TASK DETAILS: Determine how many lines of the data include the word "project", and write only that number.

Source records
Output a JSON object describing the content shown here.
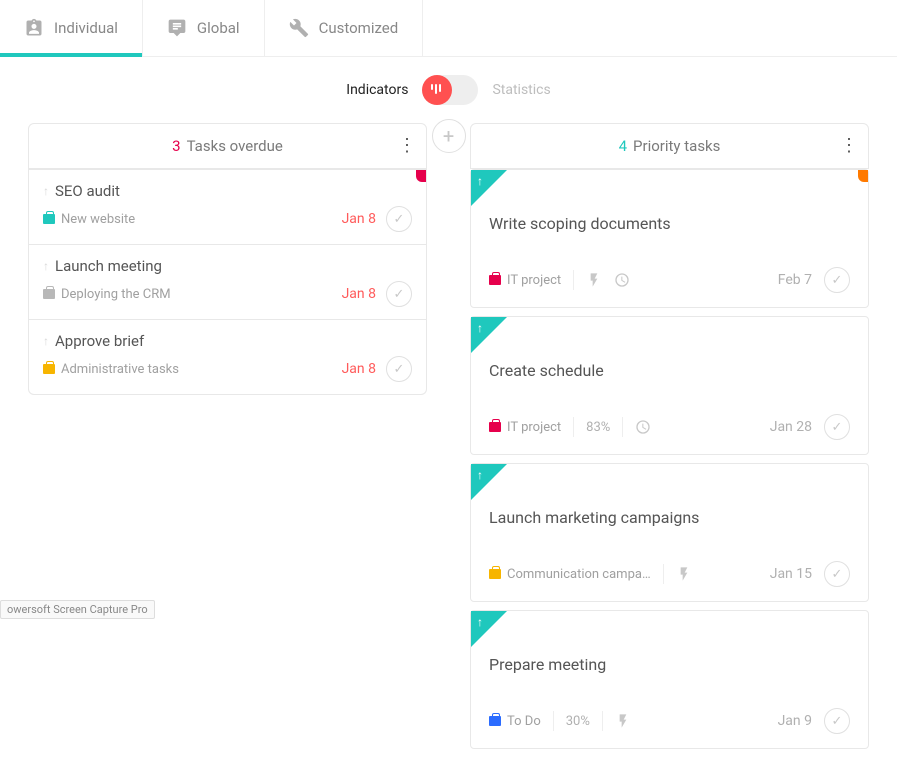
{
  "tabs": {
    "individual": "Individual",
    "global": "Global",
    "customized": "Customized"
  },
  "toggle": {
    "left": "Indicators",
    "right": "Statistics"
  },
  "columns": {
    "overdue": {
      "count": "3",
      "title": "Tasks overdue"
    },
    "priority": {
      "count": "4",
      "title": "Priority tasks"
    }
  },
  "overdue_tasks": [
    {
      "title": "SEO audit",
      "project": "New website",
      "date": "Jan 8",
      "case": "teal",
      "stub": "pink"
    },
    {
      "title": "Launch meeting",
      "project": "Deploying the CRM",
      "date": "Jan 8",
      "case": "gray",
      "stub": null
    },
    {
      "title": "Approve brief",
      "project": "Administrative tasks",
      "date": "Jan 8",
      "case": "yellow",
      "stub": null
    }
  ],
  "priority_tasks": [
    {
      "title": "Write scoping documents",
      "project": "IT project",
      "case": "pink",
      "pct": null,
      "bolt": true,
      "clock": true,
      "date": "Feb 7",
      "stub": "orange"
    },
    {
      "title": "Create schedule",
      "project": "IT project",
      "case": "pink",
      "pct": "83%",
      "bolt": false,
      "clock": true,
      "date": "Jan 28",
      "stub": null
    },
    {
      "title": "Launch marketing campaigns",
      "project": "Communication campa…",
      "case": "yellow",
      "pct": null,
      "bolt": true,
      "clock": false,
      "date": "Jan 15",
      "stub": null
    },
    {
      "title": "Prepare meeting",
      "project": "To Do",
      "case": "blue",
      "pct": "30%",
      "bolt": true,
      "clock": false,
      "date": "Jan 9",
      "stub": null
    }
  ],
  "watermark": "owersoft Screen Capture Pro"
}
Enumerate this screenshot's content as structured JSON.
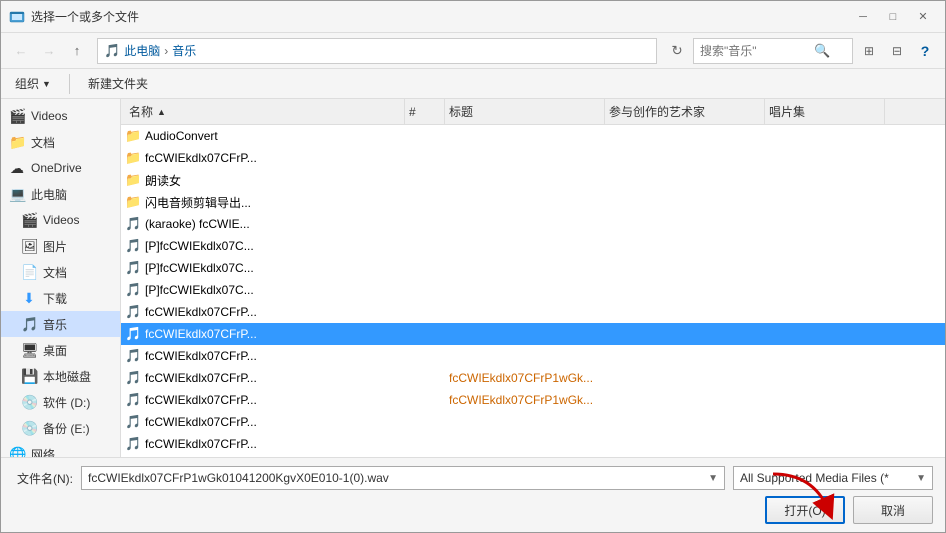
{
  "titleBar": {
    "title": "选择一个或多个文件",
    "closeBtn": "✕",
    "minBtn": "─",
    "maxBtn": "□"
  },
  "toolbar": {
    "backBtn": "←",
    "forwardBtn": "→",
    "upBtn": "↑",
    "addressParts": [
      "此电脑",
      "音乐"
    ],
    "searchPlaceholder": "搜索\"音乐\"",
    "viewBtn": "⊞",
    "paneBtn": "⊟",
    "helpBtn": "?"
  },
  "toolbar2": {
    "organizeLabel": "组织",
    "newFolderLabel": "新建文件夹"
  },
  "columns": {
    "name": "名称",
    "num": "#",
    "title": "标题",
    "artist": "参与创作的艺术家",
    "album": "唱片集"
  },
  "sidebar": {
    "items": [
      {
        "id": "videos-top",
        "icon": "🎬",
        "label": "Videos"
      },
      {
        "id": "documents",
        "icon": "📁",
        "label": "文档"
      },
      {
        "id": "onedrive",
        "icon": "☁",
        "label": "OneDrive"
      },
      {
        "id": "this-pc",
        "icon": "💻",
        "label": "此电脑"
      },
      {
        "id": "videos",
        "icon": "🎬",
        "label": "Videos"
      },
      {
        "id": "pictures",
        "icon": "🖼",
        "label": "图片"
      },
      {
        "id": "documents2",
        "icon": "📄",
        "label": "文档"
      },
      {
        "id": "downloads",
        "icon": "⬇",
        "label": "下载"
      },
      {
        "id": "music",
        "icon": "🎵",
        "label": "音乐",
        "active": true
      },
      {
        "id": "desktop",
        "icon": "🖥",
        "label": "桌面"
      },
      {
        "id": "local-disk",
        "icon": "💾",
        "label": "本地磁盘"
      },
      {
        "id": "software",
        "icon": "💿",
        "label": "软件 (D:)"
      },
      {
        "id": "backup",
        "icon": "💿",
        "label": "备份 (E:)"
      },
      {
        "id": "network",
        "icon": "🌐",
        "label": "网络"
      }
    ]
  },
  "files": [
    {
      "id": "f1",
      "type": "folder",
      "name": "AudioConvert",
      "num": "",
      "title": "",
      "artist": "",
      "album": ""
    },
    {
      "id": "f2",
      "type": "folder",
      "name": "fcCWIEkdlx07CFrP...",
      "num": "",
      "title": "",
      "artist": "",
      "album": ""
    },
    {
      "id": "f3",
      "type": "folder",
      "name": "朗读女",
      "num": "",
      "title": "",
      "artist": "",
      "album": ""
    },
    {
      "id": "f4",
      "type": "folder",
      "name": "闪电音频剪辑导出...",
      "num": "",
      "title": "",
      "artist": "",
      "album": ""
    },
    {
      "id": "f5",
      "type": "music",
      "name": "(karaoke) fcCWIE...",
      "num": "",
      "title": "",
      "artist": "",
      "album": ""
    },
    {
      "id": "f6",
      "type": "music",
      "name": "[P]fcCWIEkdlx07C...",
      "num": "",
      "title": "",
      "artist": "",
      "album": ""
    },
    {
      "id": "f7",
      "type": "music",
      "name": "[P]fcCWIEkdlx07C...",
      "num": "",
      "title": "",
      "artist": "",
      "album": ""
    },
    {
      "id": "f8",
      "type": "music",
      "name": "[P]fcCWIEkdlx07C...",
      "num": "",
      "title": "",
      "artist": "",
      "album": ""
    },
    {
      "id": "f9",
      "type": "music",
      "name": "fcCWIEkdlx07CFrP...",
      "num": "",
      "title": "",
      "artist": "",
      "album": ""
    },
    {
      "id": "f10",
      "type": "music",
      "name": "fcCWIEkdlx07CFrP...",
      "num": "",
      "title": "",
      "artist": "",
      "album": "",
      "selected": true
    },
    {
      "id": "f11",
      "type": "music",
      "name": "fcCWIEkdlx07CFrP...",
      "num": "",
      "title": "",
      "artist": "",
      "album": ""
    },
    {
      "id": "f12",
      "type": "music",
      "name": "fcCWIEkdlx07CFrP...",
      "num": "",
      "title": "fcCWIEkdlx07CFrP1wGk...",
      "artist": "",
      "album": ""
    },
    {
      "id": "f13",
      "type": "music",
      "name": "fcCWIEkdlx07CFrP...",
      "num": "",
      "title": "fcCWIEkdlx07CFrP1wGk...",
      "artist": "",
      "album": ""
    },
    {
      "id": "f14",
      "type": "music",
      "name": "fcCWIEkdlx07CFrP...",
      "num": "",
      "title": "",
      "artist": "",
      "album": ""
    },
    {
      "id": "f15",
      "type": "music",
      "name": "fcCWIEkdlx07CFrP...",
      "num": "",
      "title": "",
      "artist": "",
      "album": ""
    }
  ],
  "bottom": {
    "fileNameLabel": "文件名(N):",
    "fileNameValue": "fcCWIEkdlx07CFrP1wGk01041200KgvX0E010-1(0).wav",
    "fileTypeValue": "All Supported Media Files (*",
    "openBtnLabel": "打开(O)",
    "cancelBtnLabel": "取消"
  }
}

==

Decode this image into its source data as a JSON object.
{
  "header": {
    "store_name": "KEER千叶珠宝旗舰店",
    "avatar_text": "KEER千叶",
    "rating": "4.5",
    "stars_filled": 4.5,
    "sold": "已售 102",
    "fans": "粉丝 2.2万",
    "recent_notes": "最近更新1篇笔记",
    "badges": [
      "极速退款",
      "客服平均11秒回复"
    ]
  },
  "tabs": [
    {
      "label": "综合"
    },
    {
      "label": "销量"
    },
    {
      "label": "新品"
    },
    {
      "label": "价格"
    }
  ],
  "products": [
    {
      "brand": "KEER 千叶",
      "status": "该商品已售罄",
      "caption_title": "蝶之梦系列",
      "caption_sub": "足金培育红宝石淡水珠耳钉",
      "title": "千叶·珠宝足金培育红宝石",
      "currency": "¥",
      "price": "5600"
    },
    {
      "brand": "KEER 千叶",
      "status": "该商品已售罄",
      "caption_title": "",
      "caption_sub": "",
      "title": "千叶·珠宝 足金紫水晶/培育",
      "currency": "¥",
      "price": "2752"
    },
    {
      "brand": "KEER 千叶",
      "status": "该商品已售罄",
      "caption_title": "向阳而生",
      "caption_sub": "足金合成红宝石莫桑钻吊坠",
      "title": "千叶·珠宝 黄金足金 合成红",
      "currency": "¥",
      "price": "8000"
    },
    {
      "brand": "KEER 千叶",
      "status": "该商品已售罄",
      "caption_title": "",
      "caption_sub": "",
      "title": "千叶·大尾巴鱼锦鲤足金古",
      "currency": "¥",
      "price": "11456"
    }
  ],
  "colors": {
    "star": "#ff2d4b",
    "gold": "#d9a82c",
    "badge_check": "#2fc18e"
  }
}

SOLUTION TO THE EXERCISE: 7